Google Email Scanning with Apps for Education
Google email scanning has been going on for years. Google scans emails to gather data that it can use for targeted ad campaigns. But because of the court case that was filed last year, Google email scanning has come under heavy criticism. The company decided to stop doing it to avoid further issues.
The California court case over Google email scanning forced the issue of whether Google email scanning is a violation of the laws against wiretapping. Google email scanning was admitted. This time, the admission was specific to the company’s targeting of students. Emails both sent and received by students using Apps for Education were scanned. Google made concessions after the accusations that Google email scanning was against the Family Educational Rights and Privacy Act.
Google for Education’s director Bram Bout said Google email scanning will stop where Apps for Education users are concerned. He further stated that no data would be collected or used for advertising. The stop on Google email scanning will be extended to users of the company’s businesses and government apps as well, Bout said. Meantime, users who want to maintain privacy while using Google service will have to find other ways.
Apps for Education is not a new offering from Google that has become very popular. Many students and education professionals use it because it gives them one-stop email, data storage, documents and a calendar. It is a great tool for school, but Google email scanning is not something that its users counted on.
Since it was released in 2006, Google Apps for Education has been sustaining itself through data mining. The app itself did not throw ads to its users. But the data it collected through scanning emails was open for use to send targeted ads to other Internet users. The company claims that Google email scanning on the app was never used in this way.
More Privacy Demanded from Educational Software Makers
In the space of two weeks, another demand was made of InBloom. InBloom receives funding from the Bill and Melinda Gates Foundation. The nonprofit organization faced criticism over the way it has been collecting, storing and handling student data. InBloom has announced that it is closing its doors.
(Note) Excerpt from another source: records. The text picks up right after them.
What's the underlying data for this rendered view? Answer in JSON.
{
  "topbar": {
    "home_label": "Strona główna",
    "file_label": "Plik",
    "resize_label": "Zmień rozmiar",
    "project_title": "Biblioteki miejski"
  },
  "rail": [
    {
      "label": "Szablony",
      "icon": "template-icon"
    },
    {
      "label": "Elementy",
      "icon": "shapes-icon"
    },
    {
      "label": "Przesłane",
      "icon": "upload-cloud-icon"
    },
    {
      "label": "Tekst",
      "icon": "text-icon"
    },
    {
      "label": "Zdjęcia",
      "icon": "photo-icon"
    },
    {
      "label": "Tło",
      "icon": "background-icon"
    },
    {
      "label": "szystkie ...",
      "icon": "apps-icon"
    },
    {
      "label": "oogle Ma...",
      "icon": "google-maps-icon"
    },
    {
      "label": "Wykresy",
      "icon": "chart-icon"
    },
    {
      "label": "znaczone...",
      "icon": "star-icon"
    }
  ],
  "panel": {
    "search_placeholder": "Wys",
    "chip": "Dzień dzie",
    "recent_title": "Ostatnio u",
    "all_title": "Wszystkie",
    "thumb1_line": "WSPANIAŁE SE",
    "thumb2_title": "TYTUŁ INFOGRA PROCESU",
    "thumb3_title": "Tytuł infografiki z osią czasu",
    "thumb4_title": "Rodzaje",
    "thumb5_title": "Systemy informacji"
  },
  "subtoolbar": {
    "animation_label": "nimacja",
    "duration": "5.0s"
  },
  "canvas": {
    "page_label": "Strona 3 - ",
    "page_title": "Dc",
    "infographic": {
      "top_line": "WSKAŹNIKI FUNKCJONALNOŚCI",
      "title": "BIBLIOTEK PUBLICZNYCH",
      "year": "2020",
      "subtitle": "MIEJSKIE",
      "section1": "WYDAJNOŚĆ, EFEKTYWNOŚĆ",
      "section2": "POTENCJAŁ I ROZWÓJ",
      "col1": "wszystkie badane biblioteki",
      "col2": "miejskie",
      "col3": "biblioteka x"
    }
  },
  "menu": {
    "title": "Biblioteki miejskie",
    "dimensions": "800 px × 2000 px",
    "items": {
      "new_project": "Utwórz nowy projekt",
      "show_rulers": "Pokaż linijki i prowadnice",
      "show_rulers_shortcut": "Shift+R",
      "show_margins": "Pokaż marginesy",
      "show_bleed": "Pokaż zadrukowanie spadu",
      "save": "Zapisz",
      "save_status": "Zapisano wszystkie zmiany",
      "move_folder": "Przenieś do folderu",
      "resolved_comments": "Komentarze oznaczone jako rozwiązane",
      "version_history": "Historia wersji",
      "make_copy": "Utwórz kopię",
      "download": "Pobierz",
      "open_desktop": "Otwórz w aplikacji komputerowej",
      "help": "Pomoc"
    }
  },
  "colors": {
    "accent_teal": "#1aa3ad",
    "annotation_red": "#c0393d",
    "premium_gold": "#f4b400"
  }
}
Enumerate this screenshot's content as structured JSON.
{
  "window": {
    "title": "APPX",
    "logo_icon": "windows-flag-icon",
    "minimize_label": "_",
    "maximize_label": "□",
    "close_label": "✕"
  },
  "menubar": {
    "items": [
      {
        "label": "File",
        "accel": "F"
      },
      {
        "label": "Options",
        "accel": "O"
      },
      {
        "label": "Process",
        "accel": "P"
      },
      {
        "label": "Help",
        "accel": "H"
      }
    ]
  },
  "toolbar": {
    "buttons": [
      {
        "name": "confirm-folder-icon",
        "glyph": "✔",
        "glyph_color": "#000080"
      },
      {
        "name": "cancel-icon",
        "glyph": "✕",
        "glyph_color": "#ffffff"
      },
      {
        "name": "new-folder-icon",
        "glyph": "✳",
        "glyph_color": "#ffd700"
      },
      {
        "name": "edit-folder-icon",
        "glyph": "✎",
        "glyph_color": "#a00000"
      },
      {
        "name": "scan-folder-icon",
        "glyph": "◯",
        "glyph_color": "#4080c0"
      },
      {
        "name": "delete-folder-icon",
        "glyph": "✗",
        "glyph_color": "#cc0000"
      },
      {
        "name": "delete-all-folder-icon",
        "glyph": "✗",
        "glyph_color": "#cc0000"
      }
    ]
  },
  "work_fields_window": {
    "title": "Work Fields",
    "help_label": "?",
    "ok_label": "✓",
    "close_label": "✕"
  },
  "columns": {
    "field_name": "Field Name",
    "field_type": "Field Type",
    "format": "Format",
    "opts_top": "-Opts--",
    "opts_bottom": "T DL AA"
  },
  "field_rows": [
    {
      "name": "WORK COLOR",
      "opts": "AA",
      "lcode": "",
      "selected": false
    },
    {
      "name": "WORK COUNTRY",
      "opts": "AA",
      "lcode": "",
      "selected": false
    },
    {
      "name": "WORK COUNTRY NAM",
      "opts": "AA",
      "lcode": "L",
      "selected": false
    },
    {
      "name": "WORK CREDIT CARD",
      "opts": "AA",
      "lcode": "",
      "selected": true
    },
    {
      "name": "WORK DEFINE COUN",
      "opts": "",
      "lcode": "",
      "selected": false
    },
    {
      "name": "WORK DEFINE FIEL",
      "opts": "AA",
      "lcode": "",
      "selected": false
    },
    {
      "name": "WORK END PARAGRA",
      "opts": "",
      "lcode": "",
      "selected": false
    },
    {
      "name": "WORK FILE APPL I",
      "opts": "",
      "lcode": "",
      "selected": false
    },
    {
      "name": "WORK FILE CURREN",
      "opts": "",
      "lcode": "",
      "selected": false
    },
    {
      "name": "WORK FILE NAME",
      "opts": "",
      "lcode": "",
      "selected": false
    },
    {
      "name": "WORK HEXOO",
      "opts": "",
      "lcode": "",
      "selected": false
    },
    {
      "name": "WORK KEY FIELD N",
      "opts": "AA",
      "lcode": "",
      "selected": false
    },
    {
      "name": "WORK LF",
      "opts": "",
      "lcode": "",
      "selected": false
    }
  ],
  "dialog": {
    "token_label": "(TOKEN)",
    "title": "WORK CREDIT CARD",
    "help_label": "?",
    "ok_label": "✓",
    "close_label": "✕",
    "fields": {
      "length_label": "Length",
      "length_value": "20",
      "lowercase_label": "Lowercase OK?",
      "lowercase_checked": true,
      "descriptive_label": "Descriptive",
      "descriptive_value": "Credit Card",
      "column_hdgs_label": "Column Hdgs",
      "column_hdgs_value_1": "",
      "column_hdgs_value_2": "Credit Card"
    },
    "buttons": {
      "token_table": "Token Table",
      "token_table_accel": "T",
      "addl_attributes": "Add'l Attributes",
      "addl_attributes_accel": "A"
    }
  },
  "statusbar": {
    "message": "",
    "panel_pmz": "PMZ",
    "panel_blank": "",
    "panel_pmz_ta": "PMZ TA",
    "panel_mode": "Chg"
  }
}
The past 10 months has brought out many serious complaints over data privacy concerns. And educators have joined the fight against companies and organizations that seek to take advantage of user data.